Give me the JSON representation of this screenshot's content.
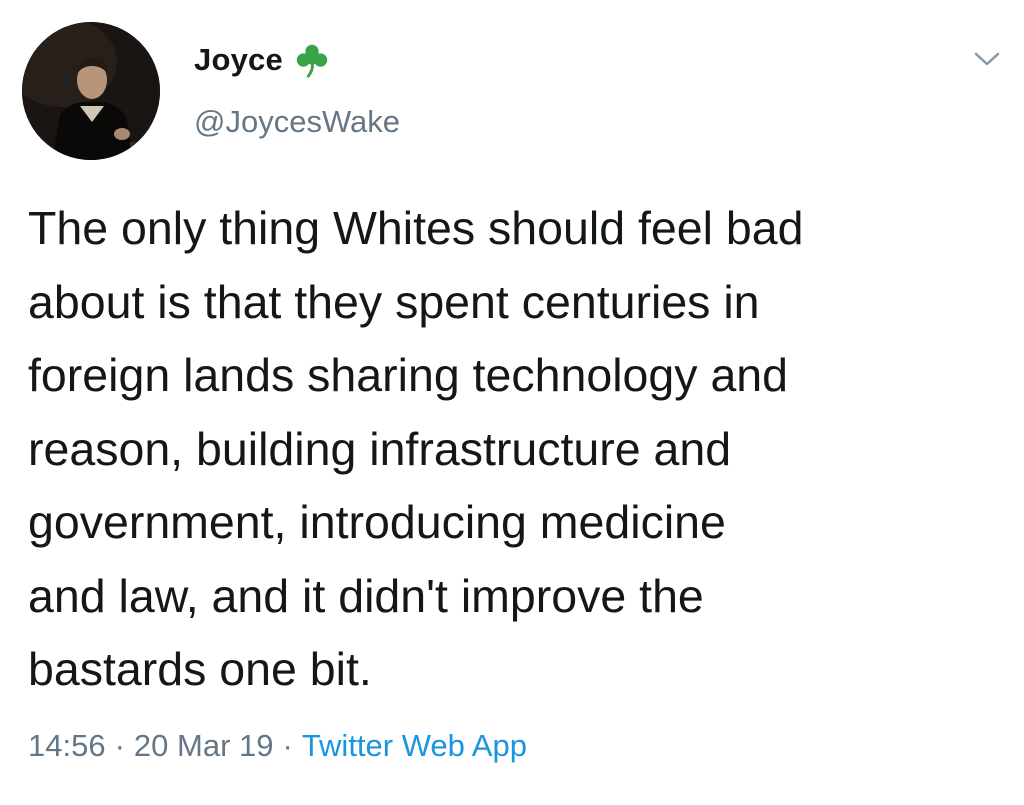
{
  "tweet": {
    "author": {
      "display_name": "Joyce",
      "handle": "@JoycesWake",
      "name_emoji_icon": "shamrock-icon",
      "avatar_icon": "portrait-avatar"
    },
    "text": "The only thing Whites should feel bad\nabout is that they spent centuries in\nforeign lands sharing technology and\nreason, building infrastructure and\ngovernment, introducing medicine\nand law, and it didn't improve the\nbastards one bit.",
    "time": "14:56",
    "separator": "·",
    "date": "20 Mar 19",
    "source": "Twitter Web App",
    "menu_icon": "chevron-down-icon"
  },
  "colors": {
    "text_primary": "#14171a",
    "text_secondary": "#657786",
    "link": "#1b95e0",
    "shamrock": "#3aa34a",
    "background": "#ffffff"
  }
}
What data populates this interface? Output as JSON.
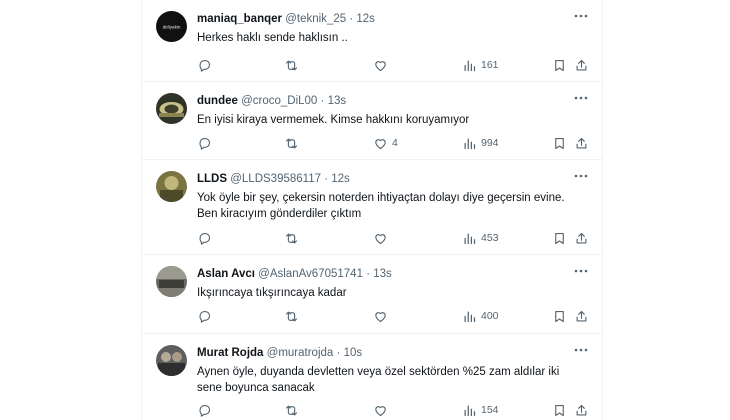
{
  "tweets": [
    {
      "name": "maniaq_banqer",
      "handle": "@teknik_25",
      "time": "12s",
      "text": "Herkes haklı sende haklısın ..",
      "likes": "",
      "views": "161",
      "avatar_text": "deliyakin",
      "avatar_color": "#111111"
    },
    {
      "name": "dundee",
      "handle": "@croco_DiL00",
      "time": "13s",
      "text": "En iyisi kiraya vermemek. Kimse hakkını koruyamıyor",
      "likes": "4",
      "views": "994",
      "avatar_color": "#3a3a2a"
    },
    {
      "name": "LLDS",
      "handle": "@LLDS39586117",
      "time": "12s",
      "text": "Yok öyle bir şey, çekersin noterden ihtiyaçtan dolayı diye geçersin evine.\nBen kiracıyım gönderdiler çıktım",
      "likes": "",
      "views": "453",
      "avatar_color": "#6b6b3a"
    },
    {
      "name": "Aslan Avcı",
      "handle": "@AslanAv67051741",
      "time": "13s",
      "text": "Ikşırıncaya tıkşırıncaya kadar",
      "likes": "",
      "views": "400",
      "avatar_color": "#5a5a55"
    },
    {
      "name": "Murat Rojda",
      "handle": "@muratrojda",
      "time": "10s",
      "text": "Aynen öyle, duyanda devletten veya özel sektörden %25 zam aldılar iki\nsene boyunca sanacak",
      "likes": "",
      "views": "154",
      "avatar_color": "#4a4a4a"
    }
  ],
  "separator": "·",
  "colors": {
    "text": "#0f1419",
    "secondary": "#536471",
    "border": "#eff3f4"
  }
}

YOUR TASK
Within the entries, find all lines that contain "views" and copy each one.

SOLUTION
      "views": "161",
      "views": "994",
      "views": "453",
      "views": "400",
      "views": "154",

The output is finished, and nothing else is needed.